→ **ABOUT THIS EXERCISE**: The response must contain every line below in which "Access" appears.

→ **RECORDS FOR THIS TASK**:
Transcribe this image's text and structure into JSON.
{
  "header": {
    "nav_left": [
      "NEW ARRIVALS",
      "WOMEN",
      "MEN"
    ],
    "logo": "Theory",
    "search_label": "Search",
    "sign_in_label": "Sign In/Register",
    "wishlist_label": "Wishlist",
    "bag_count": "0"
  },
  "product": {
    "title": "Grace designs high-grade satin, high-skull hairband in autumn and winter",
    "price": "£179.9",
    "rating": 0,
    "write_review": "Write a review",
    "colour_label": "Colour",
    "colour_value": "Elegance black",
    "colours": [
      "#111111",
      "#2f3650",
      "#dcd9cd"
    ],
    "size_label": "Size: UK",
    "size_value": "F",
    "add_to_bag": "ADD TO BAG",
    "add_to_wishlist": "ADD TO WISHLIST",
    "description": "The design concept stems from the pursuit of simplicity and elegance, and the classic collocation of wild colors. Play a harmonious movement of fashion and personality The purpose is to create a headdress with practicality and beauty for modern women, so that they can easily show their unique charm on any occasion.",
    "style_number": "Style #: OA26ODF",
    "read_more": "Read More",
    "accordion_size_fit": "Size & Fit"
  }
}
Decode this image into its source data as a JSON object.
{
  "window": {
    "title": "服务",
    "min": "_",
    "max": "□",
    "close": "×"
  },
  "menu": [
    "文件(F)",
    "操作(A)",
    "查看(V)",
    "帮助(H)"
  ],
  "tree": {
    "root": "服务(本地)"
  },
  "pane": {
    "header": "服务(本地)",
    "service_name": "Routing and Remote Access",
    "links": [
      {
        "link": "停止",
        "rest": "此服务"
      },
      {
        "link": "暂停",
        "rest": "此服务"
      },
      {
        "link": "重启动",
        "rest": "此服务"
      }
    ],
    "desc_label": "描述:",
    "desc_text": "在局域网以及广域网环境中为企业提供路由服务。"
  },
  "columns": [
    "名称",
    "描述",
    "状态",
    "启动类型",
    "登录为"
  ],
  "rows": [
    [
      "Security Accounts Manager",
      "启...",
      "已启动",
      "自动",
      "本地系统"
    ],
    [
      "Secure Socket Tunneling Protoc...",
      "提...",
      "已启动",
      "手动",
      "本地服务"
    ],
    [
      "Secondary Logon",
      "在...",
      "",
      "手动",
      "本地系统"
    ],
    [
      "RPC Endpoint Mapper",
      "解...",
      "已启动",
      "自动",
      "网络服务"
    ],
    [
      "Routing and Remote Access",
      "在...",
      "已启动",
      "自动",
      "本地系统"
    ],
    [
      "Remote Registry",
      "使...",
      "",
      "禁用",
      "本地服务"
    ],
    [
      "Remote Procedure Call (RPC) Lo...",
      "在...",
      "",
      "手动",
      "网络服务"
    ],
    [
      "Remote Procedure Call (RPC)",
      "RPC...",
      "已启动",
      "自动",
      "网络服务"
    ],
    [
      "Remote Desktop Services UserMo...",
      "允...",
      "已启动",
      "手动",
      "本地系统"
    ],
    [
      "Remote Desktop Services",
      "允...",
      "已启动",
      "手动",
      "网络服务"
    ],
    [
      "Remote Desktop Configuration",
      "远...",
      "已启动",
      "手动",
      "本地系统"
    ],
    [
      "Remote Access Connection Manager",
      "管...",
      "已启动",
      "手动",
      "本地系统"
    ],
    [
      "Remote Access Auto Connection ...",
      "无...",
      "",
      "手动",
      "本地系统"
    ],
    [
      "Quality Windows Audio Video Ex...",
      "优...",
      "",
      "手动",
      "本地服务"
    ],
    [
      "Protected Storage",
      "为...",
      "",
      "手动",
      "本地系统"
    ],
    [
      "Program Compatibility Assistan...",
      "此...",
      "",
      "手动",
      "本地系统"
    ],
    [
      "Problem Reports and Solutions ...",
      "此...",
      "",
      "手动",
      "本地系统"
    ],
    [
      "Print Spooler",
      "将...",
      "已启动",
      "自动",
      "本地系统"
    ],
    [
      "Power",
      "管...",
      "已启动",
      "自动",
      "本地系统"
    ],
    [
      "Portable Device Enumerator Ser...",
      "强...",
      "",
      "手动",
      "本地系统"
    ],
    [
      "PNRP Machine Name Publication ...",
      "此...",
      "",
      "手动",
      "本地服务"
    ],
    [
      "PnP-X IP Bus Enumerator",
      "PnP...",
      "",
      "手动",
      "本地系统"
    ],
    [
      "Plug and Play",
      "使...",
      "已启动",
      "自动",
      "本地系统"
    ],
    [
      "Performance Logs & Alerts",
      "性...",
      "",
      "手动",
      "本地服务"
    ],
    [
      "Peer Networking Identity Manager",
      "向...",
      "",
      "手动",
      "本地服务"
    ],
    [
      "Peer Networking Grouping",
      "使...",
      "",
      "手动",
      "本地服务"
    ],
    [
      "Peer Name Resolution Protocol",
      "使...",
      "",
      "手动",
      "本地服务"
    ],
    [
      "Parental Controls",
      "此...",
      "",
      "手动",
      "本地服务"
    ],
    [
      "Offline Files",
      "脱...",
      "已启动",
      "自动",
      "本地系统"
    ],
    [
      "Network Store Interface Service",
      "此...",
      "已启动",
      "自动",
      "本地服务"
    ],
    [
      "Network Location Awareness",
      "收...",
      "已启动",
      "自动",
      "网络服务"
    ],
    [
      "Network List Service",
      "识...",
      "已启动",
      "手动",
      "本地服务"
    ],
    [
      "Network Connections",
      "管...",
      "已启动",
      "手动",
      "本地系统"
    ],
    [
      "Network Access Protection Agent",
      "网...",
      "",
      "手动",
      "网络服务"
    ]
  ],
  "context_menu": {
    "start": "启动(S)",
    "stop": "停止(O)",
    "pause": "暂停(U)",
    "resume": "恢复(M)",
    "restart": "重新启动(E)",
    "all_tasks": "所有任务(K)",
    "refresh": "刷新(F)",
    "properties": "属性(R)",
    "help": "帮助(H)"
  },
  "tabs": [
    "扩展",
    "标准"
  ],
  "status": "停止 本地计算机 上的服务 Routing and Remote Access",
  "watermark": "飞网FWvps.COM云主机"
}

→ **ANSWER BOX**:
    "service_name": "Routing and Remote Access",
      "Routing and Remote Access",
      "Remote Access Connection Manager",
      "Remote Access Auto Connection ...",
      "Network Access Protection Agent",
  "status": "停止 本地计算机 上的服务 Routing and Remote Access",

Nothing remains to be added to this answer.